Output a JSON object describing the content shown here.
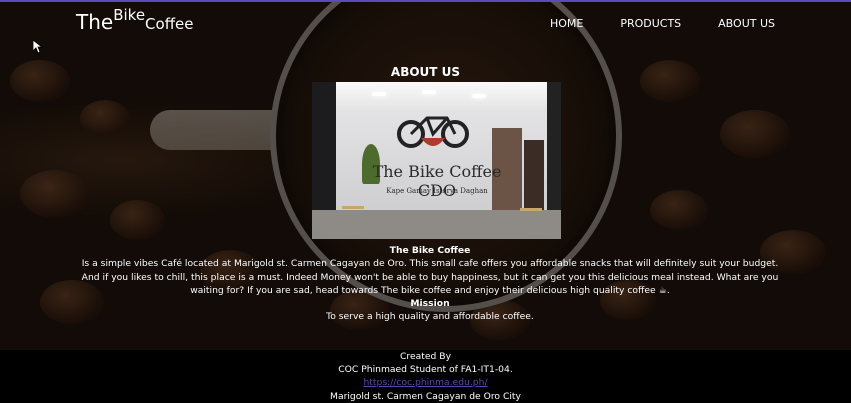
{
  "brand": {
    "the": "The",
    "bike": "Bike",
    "coffee": "Coffee"
  },
  "nav": {
    "home": "HOME",
    "products": "PRODUCTS",
    "about": "ABOUT US"
  },
  "about": {
    "title": "ABOUT US",
    "photo_sign": "The Bike Coffee CDO",
    "photo_tagline": "Kape Gamay Istorya Daghan",
    "heading": "The Bike Coffee",
    "description": "Is a simple vibes Café located at Marigold st. Carmen Cagayan de Oro. This small cafe offers you affordable snacks that will definitely suit your budget. And if you likes to chill, this place is a must. Indeed Money won't be able to buy happiness, but it can get you this delicious meal instead. What are you waiting for? If you are sad, head towards The bike coffee and enjoy their delicious high quality coffee ☕.",
    "mission_heading": "Mission",
    "mission_text": "To serve a high quality and affordable coffee."
  },
  "footer": {
    "created_by": "Created By",
    "author": "COC Phinmaed Student of FA1-IT1-04.",
    "link": "https://coc.phinma.edu.ph/",
    "address": "Marigold st. Carmen Cagayan de Oro City"
  },
  "colors": {
    "accent_topline": "#5a4bb8",
    "link": "#5c44a6",
    "footer_bg": "#000000"
  }
}
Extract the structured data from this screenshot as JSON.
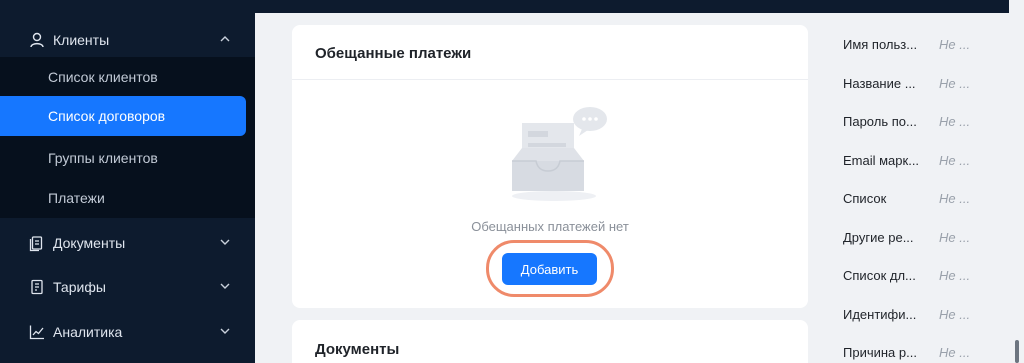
{
  "sidebar": {
    "clients_label": "Клиенты",
    "sub_items": [
      {
        "label": "Список клиентов"
      },
      {
        "label": "Список договоров"
      },
      {
        "label": "Группы клиентов"
      },
      {
        "label": "Платежи"
      }
    ],
    "documents_label": "Документы",
    "tariffs_label": "Тарифы",
    "analytics_label": "Аналитика",
    "active_color": "#1677ff",
    "bg_color": "#0d1b2e"
  },
  "promised_payments": {
    "title": "Обещанные платежи",
    "empty_text": "Обещанных платежей нет",
    "add_button": "Добавить"
  },
  "documents": {
    "title": "Документы"
  },
  "fields": [
    {
      "key": "Имя польз...",
      "value": "Не ..."
    },
    {
      "key": "Название ...",
      "value": "Не ..."
    },
    {
      "key": "Пароль по...",
      "value": "Не ..."
    },
    {
      "key": "Email марк...",
      "value": "Не ..."
    },
    {
      "key": "Список",
      "value": "Не ..."
    },
    {
      "key": "Другие ре...",
      "value": "Не ..."
    },
    {
      "key": "Список дл...",
      "value": "Не ..."
    },
    {
      "key": "Идентифи...",
      "value": "Не ..."
    },
    {
      "key": "Причина р...",
      "value": "Не ..."
    }
  ]
}
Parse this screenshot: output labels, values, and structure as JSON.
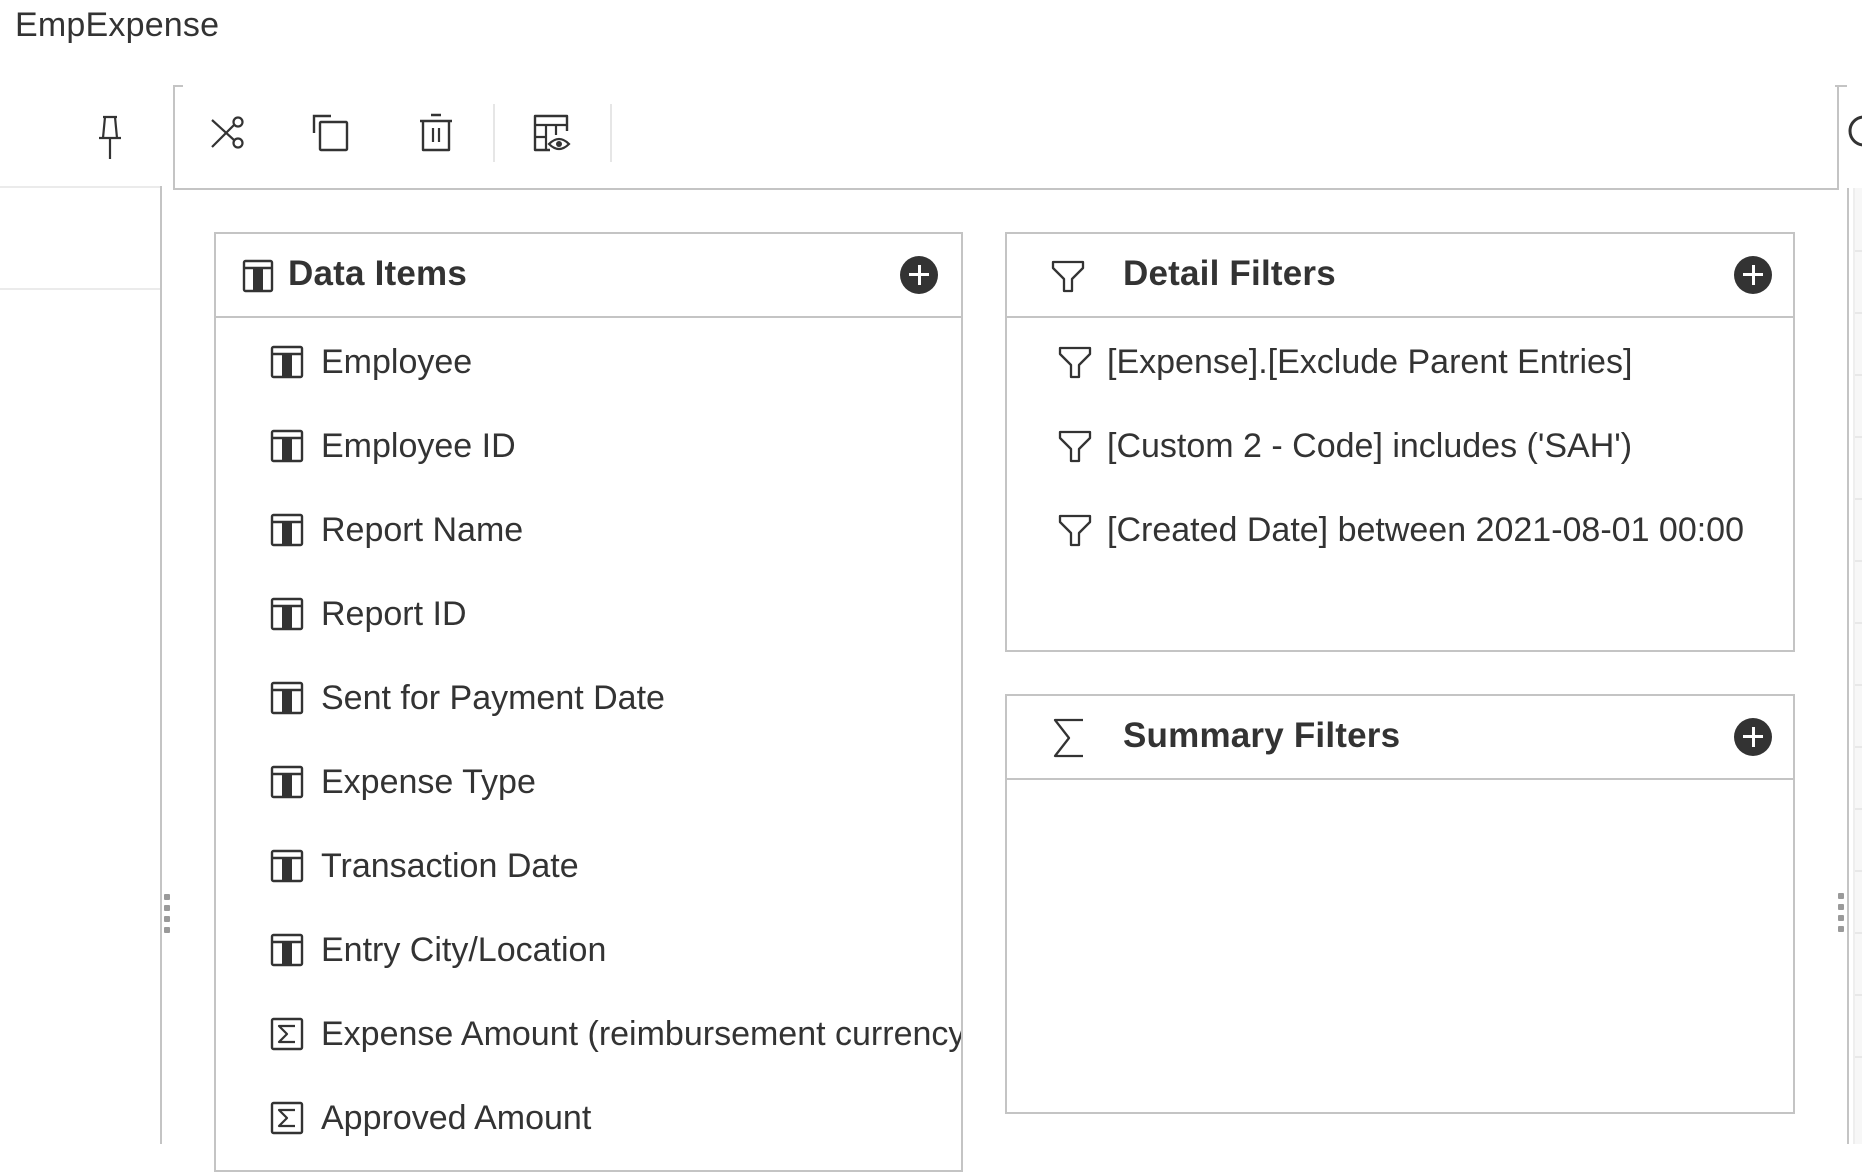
{
  "window": {
    "title": "EmpExpense"
  },
  "toolbar": {
    "buttons": [
      {
        "name": "cut",
        "icon": "scissors-icon",
        "label": "Cut"
      },
      {
        "name": "copy",
        "icon": "copy-icon",
        "label": "Copy"
      },
      {
        "name": "delete",
        "icon": "trash-icon",
        "label": "Delete"
      },
      {
        "name": "view-tabular-data",
        "icon": "table-preview-icon",
        "label": "View tabular data"
      }
    ],
    "pin": {
      "icon": "pin-icon",
      "label": "Pin"
    }
  },
  "panels": {
    "data_items": {
      "title": "Data Items",
      "icon": "table-column-icon",
      "add_label": "Add data item",
      "items": [
        {
          "label": "Employee",
          "type": "attribute"
        },
        {
          "label": "Employee ID",
          "type": "attribute"
        },
        {
          "label": "Report Name",
          "type": "attribute"
        },
        {
          "label": "Report ID",
          "type": "attribute"
        },
        {
          "label": "Sent for Payment Date",
          "type": "attribute"
        },
        {
          "label": "Expense Type",
          "type": "attribute"
        },
        {
          "label": "Transaction Date",
          "type": "attribute"
        },
        {
          "label": "Entry City/Location",
          "type": "attribute"
        },
        {
          "label": "Expense Amount (reimbursement currency)",
          "type": "measure"
        },
        {
          "label": "Approved Amount",
          "type": "measure"
        }
      ]
    },
    "detail_filters": {
      "title": "Detail Filters",
      "icon": "filter-icon",
      "add_label": "Add detail filter",
      "items": [
        {
          "label": "[Expense].[Exclude Parent Entries]"
        },
        {
          "label": "[Custom 2 - Code] includes ('SAH')"
        },
        {
          "label": "[Created Date] between 2021-08-01 00:00"
        }
      ]
    },
    "summary_filters": {
      "title": "Summary Filters",
      "icon": "sigma-icon",
      "add_label": "Add summary filter",
      "items": []
    }
  },
  "colors": {
    "text": "#333333",
    "border": "#c4c4c4",
    "add_button": "#333333"
  }
}
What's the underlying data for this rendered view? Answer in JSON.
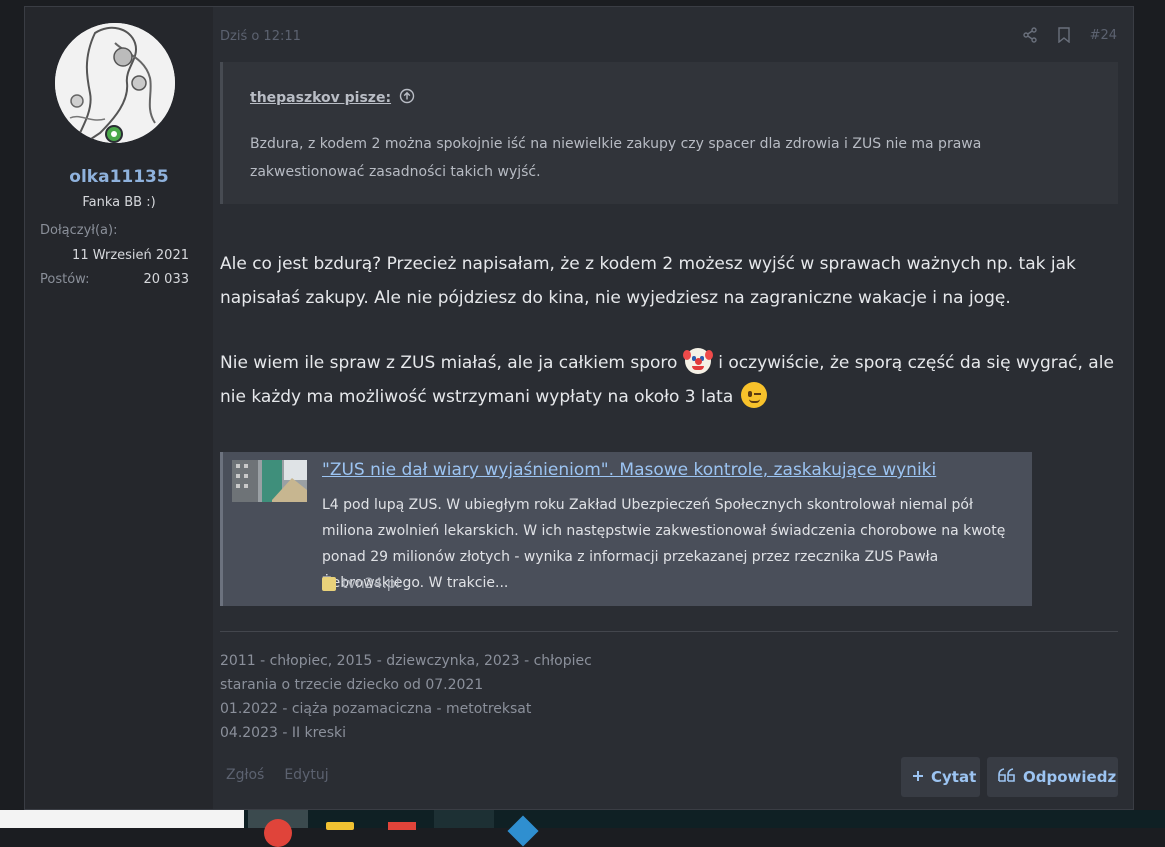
{
  "post": {
    "number": "#24",
    "date": "Dziś o 12:11",
    "author": {
      "username": "olka11135",
      "user_title": "Fanka BB :)",
      "joined_label": "Dołączył(a):",
      "joined_value": "11 Wrzesień 2021",
      "posts_label": "Postów:",
      "posts_value": "20 033"
    },
    "quote": {
      "author": "thepaszkov pisze:",
      "text": "Bzdura, z kodem 2 można spokojnie iść na niewielkie zakupy czy spacer dla zdrowia i ZUS nie ma prawa zakwestionować zasadności takich wyjść."
    },
    "message": {
      "p1": "Ale co jest bzdurą? Przecież napisałam, że z kodem 2 możesz wyjść w sprawach ważnych np. tak jak napisałaś zakupy. Ale nie pójdziesz do kina, nie wyjedziesz na zagraniczne wakacje i na jogę.",
      "p2_a": "Nie wiem ile spraw z ZUS miałaś, ale ja całkiem sporo",
      "p2_b": "i oczywiście, że sporą część da się wygrać, ale nie każdy ma możliwość wstrzymani wypłaty na około 3 lata"
    },
    "link_preview": {
      "title": "\"ZUS nie dał wiary wyjaśnieniom\". Masowe kontrole, zaskakujące wyniki",
      "description": "L4 pod lupą ZUS. W ubiegłym roku Zakład Ubezpieczeń Społecznych skontrolował niemal pół miliona zwolnień lekarskich. W ich następstwie zakwestionował świadczenia chorobowe na kwotę ponad 29 milionów złotych - wynika z informacji przekazanej przez rzecznika ZUS Pawła Żebrowskiego. W trakcie...",
      "source": "tvn24.pl"
    },
    "signature": [
      "2011 - chłopiec, 2015 - dziewczynka, 2023 - chłopiec",
      "starania o trzecie dziecko od 07.2021",
      "01.2022 - ciąża pozamaciczna - metotreksat",
      "04.2023 - II kreski"
    ],
    "actions": {
      "report": "Zgłoś",
      "edit": "Edytuj",
      "quote": "Cytat",
      "reply": "Odpowiedz"
    }
  },
  "icons": {
    "share": "share-icon",
    "bookmark": "bookmark-icon",
    "quote_up": "arrow-up-circle-icon",
    "plus": "plus-icon",
    "reply": "quote-marks-icon",
    "online": "online-status-icon"
  },
  "colors": {
    "accent": "#9cc4f2",
    "username": "#8fb2dd",
    "online": "#4aa84a"
  }
}
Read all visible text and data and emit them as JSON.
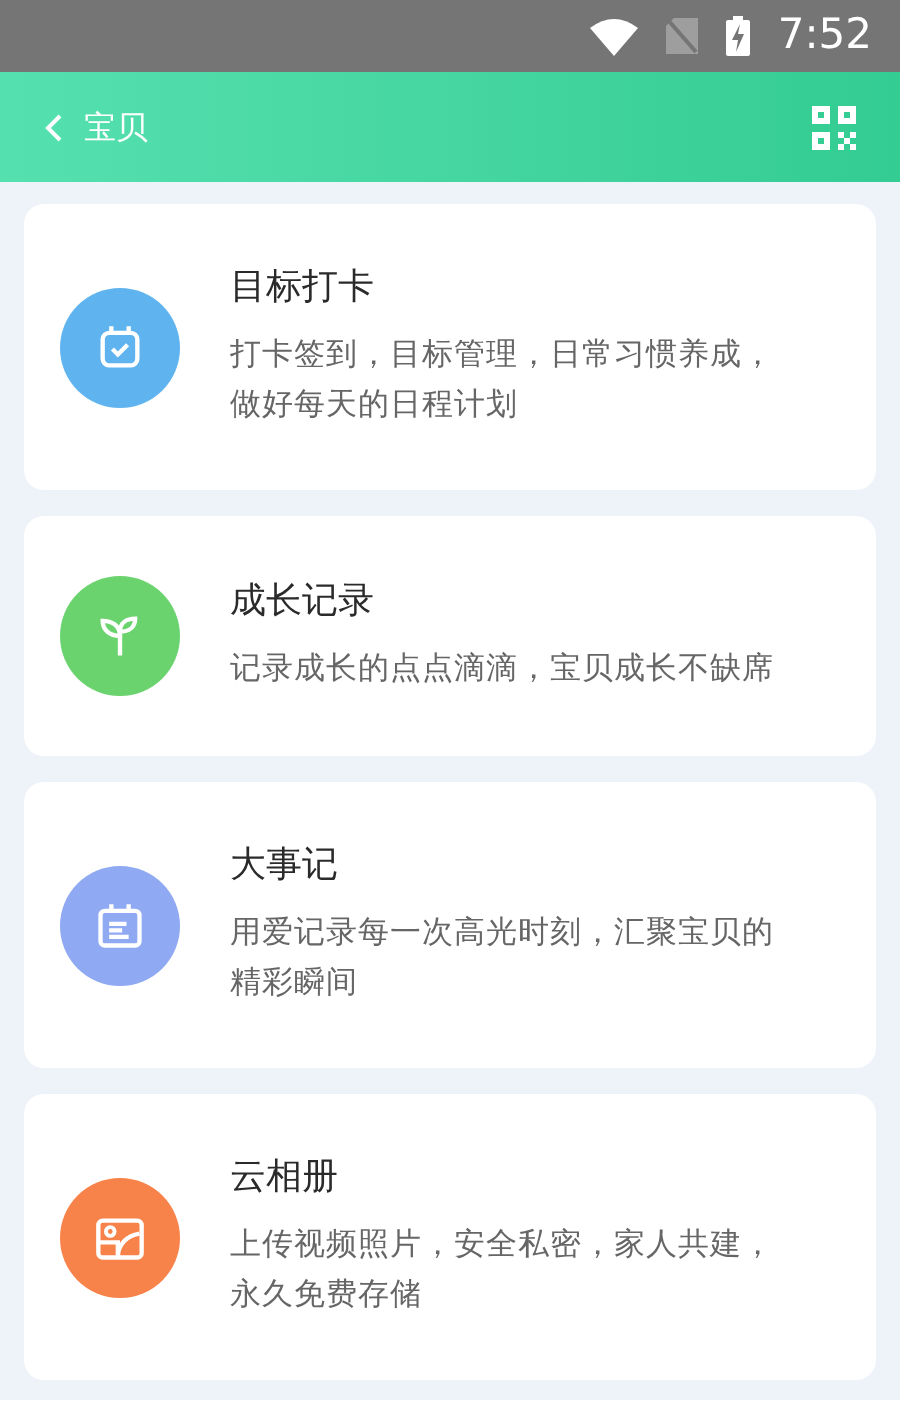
{
  "status_bar": {
    "time": "7:52"
  },
  "header": {
    "title": "宝贝"
  },
  "features": [
    {
      "kind": "checkin",
      "color": "#5fb4f0",
      "title": "目标打卡",
      "description": "打卡签到，目标管理，日常习惯养成，做好每天的日程计划"
    },
    {
      "kind": "growth",
      "color": "#6ad36e",
      "title": "成长记录",
      "description": "记录成长的点点滴滴，宝贝成长不缺席"
    },
    {
      "kind": "events",
      "color": "#8fa9f2",
      "title": "大事记",
      "description": "用爱记录每一次高光时刻，汇聚宝贝的精彩瞬间"
    },
    {
      "kind": "album",
      "color": "#f7824a",
      "title": "云相册",
      "description": "上传视频照片，安全私密，家人共建，永久免费存储"
    }
  ]
}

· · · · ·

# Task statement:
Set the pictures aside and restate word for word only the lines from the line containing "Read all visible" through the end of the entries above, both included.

# Finished exercise:
Read all visible text and data and emit them as JSON.
{
  "status_bar": {
    "time": "7:52"
  },
  "header": {
    "title": "宝贝"
  },
  "features": [
    {
      "kind": "checkin",
      "color": "#5fb4f0",
      "title": "目标打卡",
      "description": "打卡签到，目标管理，日常习惯养成，做好每天的日程计划"
    },
    {
      "kind": "growth",
      "color": "#6ad36e",
      "title": "成长记录",
      "description": "记录成长的点点滴滴，宝贝成长不缺席"
    },
    {
      "kind": "events",
      "color": "#8fa9f2",
      "title": "大事记",
      "description": "用爱记录每一次高光时刻，汇聚宝贝的精彩瞬间"
    },
    {
      "kind": "album",
      "color": "#f7824a",
      "title": "云相册",
      "description": "上传视频照片，安全私密，家人共建，永久免费存储"
    }
  ]
}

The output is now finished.